Just because we’re digital and work in the cloud doesn’t mean everyone does. If I learned one thing from running my own digital, in the cloud, virtual agency, with upward of 40 active staffers, for five years, it is this: The moment I didn’t treat my client like my No. 1 Valentine is the moment I got dumped. I don’t mean to burst your bubble, but your clients don’t choose you exclusively because of your mad skills. They choose you because they like you, trust you, and want to spend time with you during their work hours. Clients choose you for three reasons: 1) to do the job 2) what hiring you says about them 3) to have a cool new work-time best friend. Continue reading →
Yesterday I wrote a post called Blogger outreach is earned media not paid, right? wherein I asked if earned media was a think of the past and whether payola, pay-per-post, pay-per-link, sponsored posts, and site sponsorship were the new de facto in digital PR. This morning, Gail Gardner wrote a post in response, accusing us digital PR professional of stealing from bloggers since we agencies do get paid for doing blogger outreach only to “talk bloggers into working for free” on our behalf:
These companies want to argue they deserve “earned” media coverage when what they are really doing is BUYING that awareness by paying PR agencies to go out and sell it for them.

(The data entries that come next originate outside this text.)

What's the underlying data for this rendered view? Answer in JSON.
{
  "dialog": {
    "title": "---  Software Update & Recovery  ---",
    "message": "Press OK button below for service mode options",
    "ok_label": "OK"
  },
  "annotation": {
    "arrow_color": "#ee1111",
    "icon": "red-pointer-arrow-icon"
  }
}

They aren’t earning it by some good deed or being awesome – they are spending money to get a PR agency to talk bloggers into working for free on their behalf.
Why insincerity doesn’t work in PR, sales, marketing & online media

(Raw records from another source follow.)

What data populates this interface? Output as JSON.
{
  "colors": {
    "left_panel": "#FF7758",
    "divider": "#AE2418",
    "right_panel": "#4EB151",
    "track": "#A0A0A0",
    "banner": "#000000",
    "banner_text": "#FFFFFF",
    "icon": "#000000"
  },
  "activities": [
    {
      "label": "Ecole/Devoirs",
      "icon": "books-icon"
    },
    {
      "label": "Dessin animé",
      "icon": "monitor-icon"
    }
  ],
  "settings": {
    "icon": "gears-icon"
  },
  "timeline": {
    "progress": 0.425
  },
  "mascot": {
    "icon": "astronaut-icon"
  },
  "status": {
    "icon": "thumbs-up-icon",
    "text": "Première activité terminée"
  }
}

I experience a lot of contempt for bloggers and social media influencers. From agencies and marketing firms as well as from self-professed social media experts and social media gurus. Bloggers and other social media online influencers may not know who Edward Bernays is or have the lingua franca of a trained communications professional, but they sure can spot the eye roll of condescension and contempt from a mile away, even through the terse messaging of a single pitch.
While the biggest brands with the biggest gifts and social cachet can get away with being douche bags and intolerable asses because the level of peer and personal prestige and importance more than compensate for bad manners, rudeness, and a condescending manner — the proverbial upturned nose and eye roll — this sort of behavior isn’t acceptable from anyone but the crown king and queen of their particular demographic. Continue reading →